It is one of the most popular members of the Cucumis melo family, along with the West Indian gherkin and watermelon. The sweet and juicy flesh of this fruit is green in color, however, its peel may vary, from yellow to greenish.
It is an excellent source of vitamin C, vitamin A (in the form of carotenoids), thiamin, bioflavonoids, potassium, riboflavin, folate, calcium, phosphorus, magnesium, copper, selenium, manganese, iron, as well as it contains good levels of fiber. In addition, it is fat-free, contains no cholesterol, and is very low in calories.
Enhances The Immune System
This fruit contains carotenoids, powerful antioxidants that are beneficial for vision. In the body, these carotenoids transform in vitamin A, an essential nutrient known for maintaining the health of the mucous membranes and the skin as well as for supporting the function of the immune system.
Additionally, according to research, individuals who regularly consume foods rich in beta-carotene are shown to have a reduced risk of developing any type of cancer.
Good Source Of Potassium
A single serving of this amazing fruit has about 388 milligrams of potassium, that is approximately 8 percent of the recommended daily intake. Potassium is an important mineral for people who are suffering from high blood pressure.
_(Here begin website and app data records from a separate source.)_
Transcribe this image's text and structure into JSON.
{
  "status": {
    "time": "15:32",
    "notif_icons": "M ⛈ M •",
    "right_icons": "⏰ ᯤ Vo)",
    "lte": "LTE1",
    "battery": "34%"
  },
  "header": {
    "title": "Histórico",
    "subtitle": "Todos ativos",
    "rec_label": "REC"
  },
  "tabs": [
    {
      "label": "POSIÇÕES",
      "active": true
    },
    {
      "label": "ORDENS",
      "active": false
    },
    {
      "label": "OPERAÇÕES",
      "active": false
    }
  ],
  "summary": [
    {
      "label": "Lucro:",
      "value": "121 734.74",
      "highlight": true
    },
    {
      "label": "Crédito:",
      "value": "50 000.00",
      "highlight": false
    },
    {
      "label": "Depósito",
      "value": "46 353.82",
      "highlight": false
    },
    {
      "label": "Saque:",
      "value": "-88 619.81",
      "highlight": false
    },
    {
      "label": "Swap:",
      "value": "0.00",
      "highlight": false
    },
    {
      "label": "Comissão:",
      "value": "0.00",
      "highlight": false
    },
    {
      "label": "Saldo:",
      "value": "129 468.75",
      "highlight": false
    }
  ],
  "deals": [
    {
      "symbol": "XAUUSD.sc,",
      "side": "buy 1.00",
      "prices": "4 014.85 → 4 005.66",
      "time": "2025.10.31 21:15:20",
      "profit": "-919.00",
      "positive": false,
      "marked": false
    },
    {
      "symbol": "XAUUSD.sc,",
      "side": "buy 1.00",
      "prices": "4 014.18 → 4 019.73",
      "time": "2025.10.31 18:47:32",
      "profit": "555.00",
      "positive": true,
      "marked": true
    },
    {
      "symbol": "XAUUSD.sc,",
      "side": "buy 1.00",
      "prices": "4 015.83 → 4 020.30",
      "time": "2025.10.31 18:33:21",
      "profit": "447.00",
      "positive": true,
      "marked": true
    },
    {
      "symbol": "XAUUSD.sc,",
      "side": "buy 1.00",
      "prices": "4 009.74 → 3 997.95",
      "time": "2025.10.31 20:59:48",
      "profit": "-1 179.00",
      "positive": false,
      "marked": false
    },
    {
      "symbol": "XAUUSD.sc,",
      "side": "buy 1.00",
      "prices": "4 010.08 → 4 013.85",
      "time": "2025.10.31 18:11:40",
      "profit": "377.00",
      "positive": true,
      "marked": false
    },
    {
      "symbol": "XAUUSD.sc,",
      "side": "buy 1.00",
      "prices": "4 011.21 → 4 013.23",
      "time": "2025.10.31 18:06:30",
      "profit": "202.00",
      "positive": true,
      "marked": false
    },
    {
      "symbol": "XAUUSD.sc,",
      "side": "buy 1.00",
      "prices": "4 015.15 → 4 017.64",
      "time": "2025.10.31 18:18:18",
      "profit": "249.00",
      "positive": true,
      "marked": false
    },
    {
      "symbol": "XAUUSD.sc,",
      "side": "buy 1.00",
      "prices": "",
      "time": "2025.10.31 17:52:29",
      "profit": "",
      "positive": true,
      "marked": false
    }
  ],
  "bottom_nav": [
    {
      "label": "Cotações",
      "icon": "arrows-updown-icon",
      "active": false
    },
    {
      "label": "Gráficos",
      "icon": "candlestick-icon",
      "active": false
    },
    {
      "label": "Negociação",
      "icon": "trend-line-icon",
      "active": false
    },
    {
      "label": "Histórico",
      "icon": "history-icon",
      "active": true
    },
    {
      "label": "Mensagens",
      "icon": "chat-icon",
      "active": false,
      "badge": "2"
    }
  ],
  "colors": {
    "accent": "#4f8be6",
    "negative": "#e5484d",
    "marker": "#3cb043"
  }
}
Furthermore, another function of this essential mineral is the fact that it lowers the risk of developing kidney stones, and supports nerve and muscle activity (makes the bones stronger).
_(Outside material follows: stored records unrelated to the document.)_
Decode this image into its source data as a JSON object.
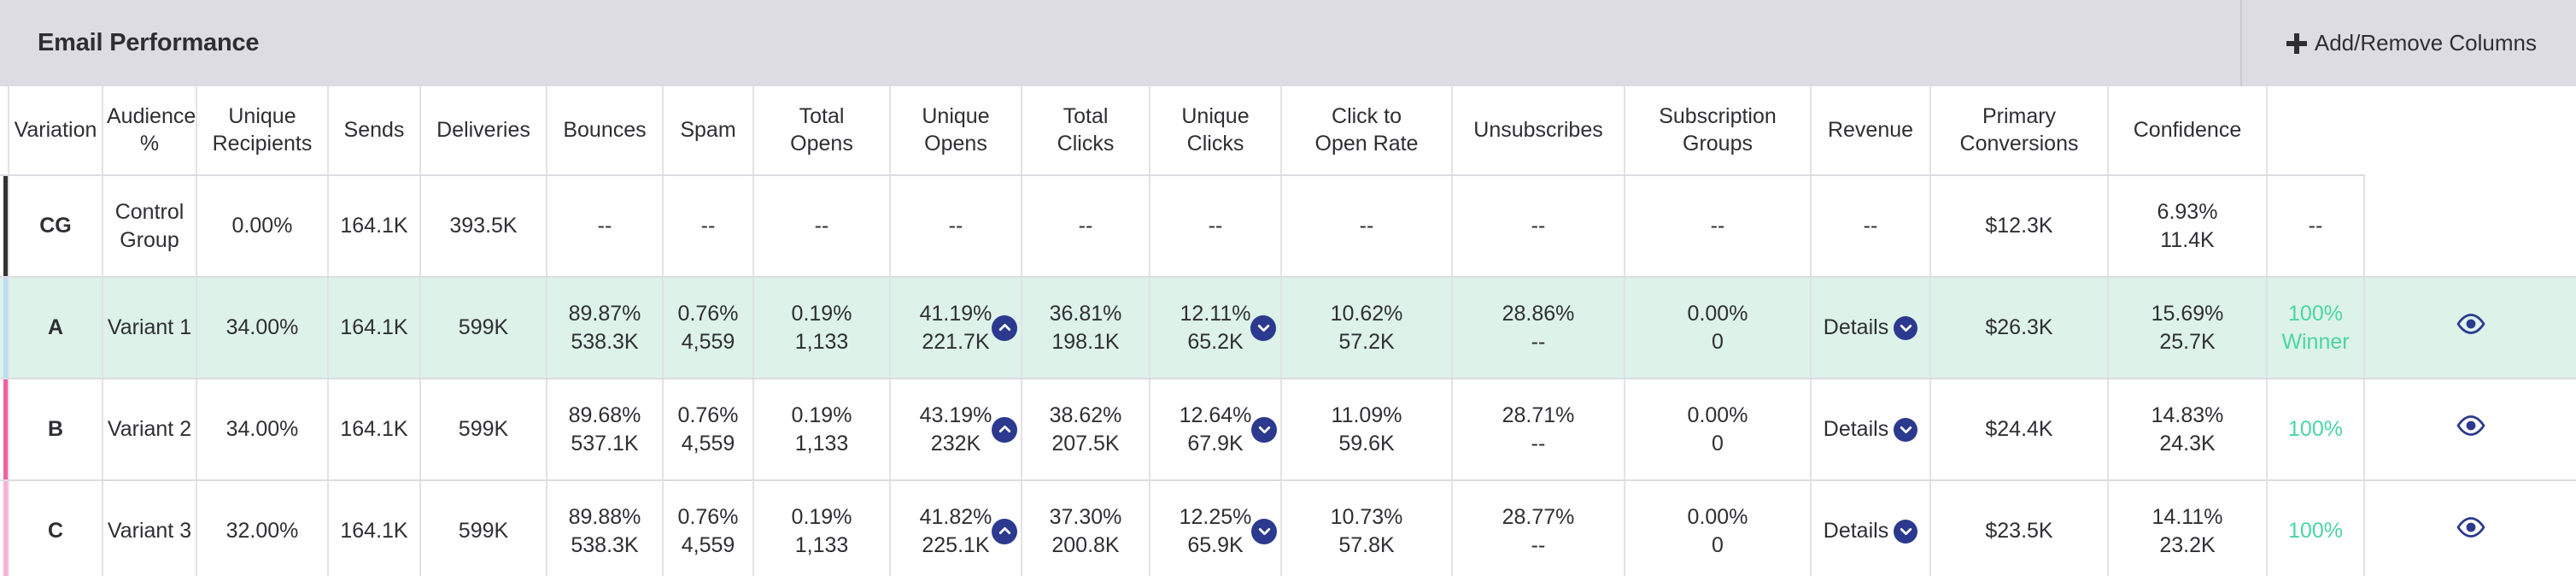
{
  "header": {
    "title": "Email Performance",
    "add_remove_label": "Add/Remove Columns",
    "plus_icon": "plus-icon"
  },
  "colors": {
    "header_bg": "#dcdce2",
    "row_highlight_bg": "#ddf2e9",
    "badge_blue": "#2b3a8f",
    "confidence_green": "#4ad6a3",
    "accent_control": "#333333",
    "accent_a": "#b8e0f5",
    "accent_b": "#f0609f",
    "accent_c": "#ffb0d4"
  },
  "columns": [
    {
      "key": "variation",
      "label": "Variation"
    },
    {
      "key": "audience_pct",
      "label": "Audience\n%",
      "line1": "Audience",
      "line2": "%"
    },
    {
      "key": "unique_recipients",
      "label": "Unique\nRecipients",
      "line1": "Unique",
      "line2": "Recipients"
    },
    {
      "key": "sends",
      "label": "Sends"
    },
    {
      "key": "deliveries",
      "label": "Deliveries"
    },
    {
      "key": "bounces",
      "label": "Bounces"
    },
    {
      "key": "spam",
      "label": "Spam"
    },
    {
      "key": "total_opens",
      "label": "Total\nOpens",
      "line1": "Total",
      "line2": "Opens"
    },
    {
      "key": "unique_opens",
      "label": "Unique\nOpens",
      "line1": "Unique",
      "line2": "Opens"
    },
    {
      "key": "total_clicks",
      "label": "Total\nClicks",
      "line1": "Total",
      "line2": "Clicks"
    },
    {
      "key": "unique_clicks",
      "label": "Unique\nClicks",
      "line1": "Unique",
      "line2": "Clicks"
    },
    {
      "key": "click_to_open_rate",
      "label": "Click to\nOpen Rate",
      "line1": "Click to",
      "line2": "Open Rate"
    },
    {
      "key": "unsubscribes",
      "label": "Unsubscribes"
    },
    {
      "key": "subscription_groups",
      "label": "Subscription\nGroups",
      "line1": "Subscription",
      "line2": "Groups"
    },
    {
      "key": "revenue",
      "label": "Revenue"
    },
    {
      "key": "primary_conversions",
      "label": "Primary\nConversions",
      "line1": "Primary",
      "line2": "Conversions"
    },
    {
      "key": "confidence",
      "label": "Confidence"
    }
  ],
  "rows": [
    {
      "id": "CG",
      "accent_color": "#333333",
      "highlight": false,
      "variation": "Control\nGroup",
      "variation_line1": "Control",
      "variation_line2": "Group",
      "audience_pct": "0.00%",
      "unique_recipients": "164.1K",
      "sends": "393.5K",
      "deliveries_pct": "--",
      "deliveries_count": "",
      "bounces_pct": "--",
      "bounces_count": "",
      "spam_pct": "--",
      "spam_count": "",
      "total_opens_pct": "--",
      "total_opens_count": "",
      "total_opens_trend": "",
      "unique_opens_pct": "--",
      "unique_opens_count": "",
      "total_clicks_pct": "--",
      "total_clicks_count": "",
      "total_clicks_trend": "",
      "unique_clicks_pct": "--",
      "unique_clicks_count": "",
      "click_to_open_pct": "--",
      "click_to_open_count": "",
      "unsubscribes_pct": "--",
      "unsubscribes_count": "",
      "subscription_groups": "--",
      "subscription_groups_has_control": false,
      "revenue": "$12.3K",
      "primary_conversions_pct": "6.93%",
      "primary_conversions_count": "11.4K",
      "confidence_value": "--",
      "confidence_note": "",
      "confidence_is_green": false,
      "has_eye": false
    },
    {
      "id": "A",
      "accent_color": "#b8e0f5",
      "highlight": true,
      "variation": "Variant 1",
      "variation_line1": "Variant 1",
      "variation_line2": "",
      "audience_pct": "34.00%",
      "unique_recipients": "164.1K",
      "sends": "599K",
      "deliveries_pct": "89.87%",
      "deliveries_count": "538.3K",
      "bounces_pct": "0.76%",
      "bounces_count": "4,559",
      "spam_pct": "0.19%",
      "spam_count": "1,133",
      "total_opens_pct": "41.19%",
      "total_opens_count": "221.7K",
      "total_opens_trend": "up",
      "unique_opens_pct": "36.81%",
      "unique_opens_count": "198.1K",
      "total_clicks_pct": "12.11%",
      "total_clicks_count": "65.2K",
      "total_clicks_trend": "down",
      "unique_clicks_pct": "10.62%",
      "unique_clicks_count": "57.2K",
      "click_to_open_pct": "28.86%",
      "click_to_open_count": "--",
      "unsubscribes_pct": "0.00%",
      "unsubscribes_count": "0",
      "subscription_groups": "Details",
      "subscription_groups_has_control": true,
      "revenue": "$26.3K",
      "primary_conversions_pct": "15.69%",
      "primary_conversions_count": "25.7K",
      "confidence_value": "100%",
      "confidence_note": "Winner",
      "confidence_is_green": true,
      "has_eye": true
    },
    {
      "id": "B",
      "accent_color": "#f0609f",
      "highlight": false,
      "variation": "Variant 2",
      "variation_line1": "Variant 2",
      "variation_line2": "",
      "audience_pct": "34.00%",
      "unique_recipients": "164.1K",
      "sends": "599K",
      "deliveries_pct": "89.68%",
      "deliveries_count": "537.1K",
      "bounces_pct": "0.76%",
      "bounces_count": "4,559",
      "spam_pct": "0.19%",
      "spam_count": "1,133",
      "total_opens_pct": "43.19%",
      "total_opens_count": "232K",
      "total_opens_trend": "up",
      "unique_opens_pct": "38.62%",
      "unique_opens_count": "207.5K",
      "total_clicks_pct": "12.64%",
      "total_clicks_count": "67.9K",
      "total_clicks_trend": "down",
      "unique_clicks_pct": "11.09%",
      "unique_clicks_count": "59.6K",
      "click_to_open_pct": "28.71%",
      "click_to_open_count": "--",
      "unsubscribes_pct": "0.00%",
      "unsubscribes_count": "0",
      "subscription_groups": "Details",
      "subscription_groups_has_control": true,
      "revenue": "$24.4K",
      "primary_conversions_pct": "14.83%",
      "primary_conversions_count": "24.3K",
      "confidence_value": "100%",
      "confidence_note": "",
      "confidence_is_green": true,
      "has_eye": true
    },
    {
      "id": "C",
      "accent_color": "#ffb0d4",
      "highlight": false,
      "variation": "Variant 3",
      "variation_line1": "Variant 3",
      "variation_line2": "",
      "audience_pct": "32.00%",
      "unique_recipients": "164.1K",
      "sends": "599K",
      "deliveries_pct": "89.88%",
      "deliveries_count": "538.3K",
      "bounces_pct": "0.76%",
      "bounces_count": "4,559",
      "spam_pct": "0.19%",
      "spam_count": "1,133",
      "total_opens_pct": "41.82%",
      "total_opens_count": "225.1K",
      "total_opens_trend": "up",
      "unique_opens_pct": "37.30%",
      "unique_opens_count": "200.8K",
      "total_clicks_pct": "12.25%",
      "total_clicks_count": "65.9K",
      "total_clicks_trend": "down",
      "unique_clicks_pct": "10.73%",
      "unique_clicks_count": "57.8K",
      "click_to_open_pct": "28.77%",
      "click_to_open_count": "--",
      "unsubscribes_pct": "0.00%",
      "unsubscribes_count": "0",
      "subscription_groups": "Details",
      "subscription_groups_has_control": true,
      "revenue": "$23.5K",
      "primary_conversions_pct": "14.11%",
      "primary_conversions_count": "23.2K",
      "confidence_value": "100%",
      "confidence_note": "",
      "confidence_is_green": true,
      "has_eye": true
    }
  ],
  "icons": {
    "trend_up": "chevron-up-icon",
    "trend_down": "chevron-down-icon",
    "details_chevron": "chevron-down-icon",
    "preview": "eye-icon"
  }
}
One of the reasons vitamin C is in so many beauty and health products is because it helps the human body produce collagen, a protein which is found in your bones, skin, tendons, muscles, blood vessels, gut, and even your teeth.
Women over 40 with the highest amount of vitamin C (not ascorbic acid) in their regular nutrition have lower chances to develop wrinkles than women who consumed lower levels, according to a study issued in the American Journal of Nutrition.
More importantly, vitamin C is required to help the human body absorb iron (from fruits and vegetables) so pairing iron-rich foods with vitamin C rich foods actually increases absorption.
A deficiency of this vitamin is an acknowledged cause of scurvy, that is usually associated with sailors being at sea for months.
There are no known side effects.
This fruit (also referred as muskmelon) is part of the gourd family, same with other melon types. It is thought to have originated either from ancient Africa or Persia or India, and, in the present day, it is one of the most popular forms of melon in the US (widely grown in California).
This melon grows on the ground surface as a trailing vine. It is light yellow to orange in color, occasionally with a deeper salmon hue.
It provides a remarkable source of vitamin C, vitamin K, thiamin, vitamin A (in the form of carotenoids), potassium, niacin, vitamin B6, folate, copper, manganese, selenium, vitamin K, phosphorus, pantothenic acid, magnesium, and dietary fiber. Its water content is close to 90 percent. This is quite welcomed since staying hydrated helps support your daily functions.
Scientists have measured the carotenoid content of this melon and concluded that it is approximately 30 times higher than the beta-carotene content of oranges.
Beta-carotene is a potent antioxidant which, once eaten, it either acts as an effective antioxidant to help neutralize free radical damage or it is converted into vitamin A. This vitamin is also essential for healthy vision and for maintaining healthy skin and mucosa.
Reduces Your Risk Of Cancer
The increased intake of carotenoids from vegetables and fruits can notably reduce a sufferer’s risk for the development of cardiovascular diseases, according to Linus Pauling Institute.
The high content of vitamin C boosts the production of collagen, therefore, it is essential for your skin’s health.
Potassium in this fruit prevents the hardening of arteries (a life-threatening condition, also referred as arteriosclerosis), regulates the human body’s water balance, and helps to transport oxygen to the heart.
In addition, research shows that a regular diet high in potassium reduces the risk of age-related bone loss and helps keep salt (sodium) from raising blood pressure.
The number of patients with asthma continues to grow worldwide and the United States. For instance, 1 in 12 people (approximately 25 million people in the US) have asthma. Vitamin C and beta-carotene, found in high levels in this melon, have both been strongly associated with reducing the risk of developing asthma.
There are no known side effects.
Tips – be sure to consume it as soon as it’s ripe because this fruit continues to ripen off the vine. Additionally, while this fruit will become juicer and softer with time, the sugar content will not considerably increase following its harvest.
The storage life of this fruit is usually around two weeks within the optimal range of 2.2 ° to 5.0 °C.
Bottom Line – Honeydew vs Cantaloupe – Which Has A Better Nutritional Profile?
Both fruits have a great nutritional profile, however, cantaloupe wins this contest due to a higher content of vitamin A (in the form of beta-carotene), vitamin C, dietary fiber, and magnesium.
References https://www.ncbi.nlm.nih.gov/pubmed/20882522 https://www.sciencedirect.com/topics/agricultural-and-biological-sciences https://www.sciencedirect.com/science/article/pii/S0038071717300032